Turkish education minister Ismet Yilmaz has announced changes to the textbooks in that country. Starting next fall, the Turkish government will remove evolution and all references to Charles Darwin from the textbooks along with 170 other topics that do not coincide with the Islamic government views. The new curriculum to replace these topics is said to be “value-based” and in harmony with student development.

The current biology course for twelveth grade biology has a section titled “The Beginning of Life and Evolution.” It is being replaced with a unit titled “Living Beings and the Environment.” This new course will include discussions of adaptation, mutation, and natural and artificial selection without mentioning evolution or Darwin. An earlier section for an eleventh-grade philosophy class will be titled “Evolution and other Ontological Opinions.”

The situation is complicated in Turkey not only because of the influence of Islam but also because of the failed coup in 2016. The government is using the schools as a way to control the population. Included in the new curriculum are units about the groups that the government is fighting such as the Kurdistan Worker’s Party and the U.S.-based Muslim cleric Fethullah Gulen.

American creationist groups that want to include their particular view of biology in education may want to look at what is happening in Turkey. The new curriculum, which is religiously based, is turning the classroom into a political football. It will be interesting to see if the Turkish government will remove evolution from the educational system without causing major civil unrest.

We have pointed out that modern agriculture, animal husbandry, aquaculture, and fish management depend upon the basic concepts that Darwin presented. The fact that animals can change and that this change can be used to benefit the world is important for young people to learn.
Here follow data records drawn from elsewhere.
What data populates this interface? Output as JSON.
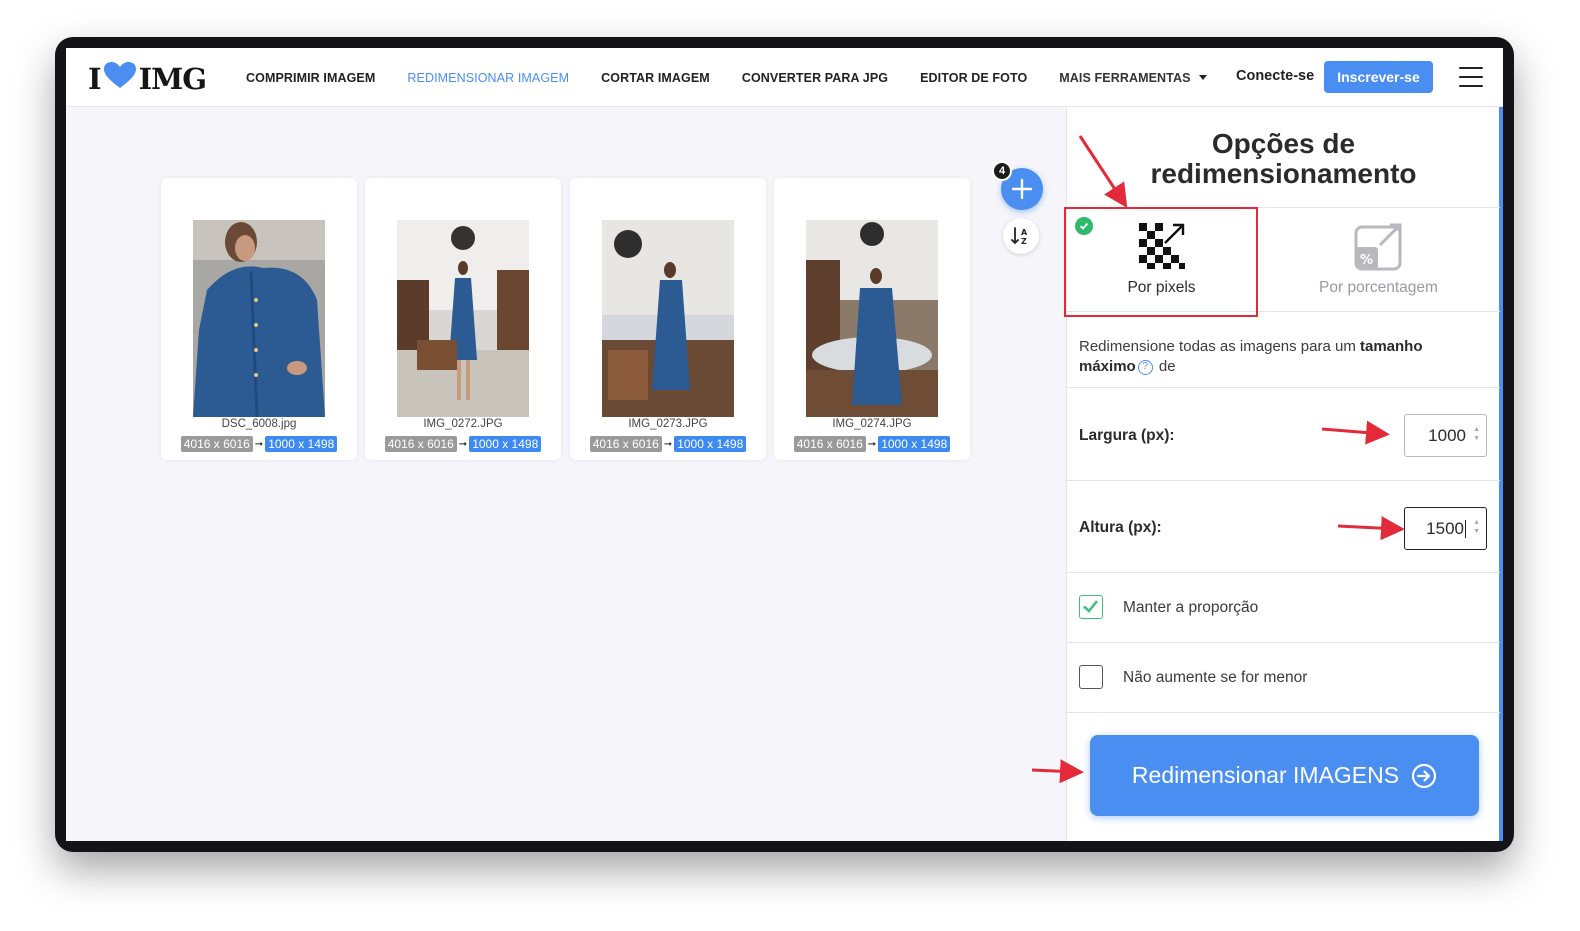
{
  "logo": {
    "left": "I",
    "right": "IMG"
  },
  "nav": {
    "items": [
      {
        "label": "COMPRIMIR IMAGEM"
      },
      {
        "label": "REDIMENSIONAR IMAGEM"
      },
      {
        "label": "CORTAR IMAGEM"
      },
      {
        "label": "CONVERTER PARA JPG"
      },
      {
        "label": "EDITOR DE FOTO"
      },
      {
        "label": "MAIS FERRAMENTAS"
      }
    ],
    "login_label": "Conecte-se",
    "signup_label": "Inscrever-se"
  },
  "files": [
    {
      "name": "DSC_6008.jpg",
      "original": "4016 x 6016",
      "resized": "1000 x 1498"
    },
    {
      "name": "IMG_0272.JPG",
      "original": "4016 x 6016",
      "resized": "1000 x 1498"
    },
    {
      "name": "IMG_0273.JPG",
      "original": "4016 x 6016",
      "resized": "1000 x 1498"
    },
    {
      "name": "IMG_0274.JPG",
      "original": "4016 x 6016",
      "resized": "1000 x 1498"
    }
  ],
  "file_count": "4",
  "sidebar": {
    "title_line1": "Opções de",
    "title_line2": "redimensionamento",
    "mode_pixels": "Por pixels",
    "mode_percent": "Por porcentagem",
    "desc_prefix": "Redimensione todas as imagens para um ",
    "desc_bold": "tamanho máximo",
    "desc_suffix": " de",
    "width_label": "Largura (px):",
    "width_value": "1000",
    "height_label": "Altura (px):",
    "height_value": "1500",
    "keep_ratio_label": "Manter a proporção",
    "keep_ratio_checked": true,
    "no_upscale_label": "Não aumente se for menor",
    "no_upscale_checked": false,
    "submit_label": "Redimensionar IMAGENS"
  },
  "colors": {
    "accent": "#4a8ef2",
    "annotation": "#e22a3a",
    "success": "#2fba6b"
  }
}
The enemy is naturalism in which these concepts are expanded to exclude God’s role.
–John N. Clayton © 2017

Reference: Detroit News 9/18/17, page 5A, AP release by Zeynep Bilginsoy.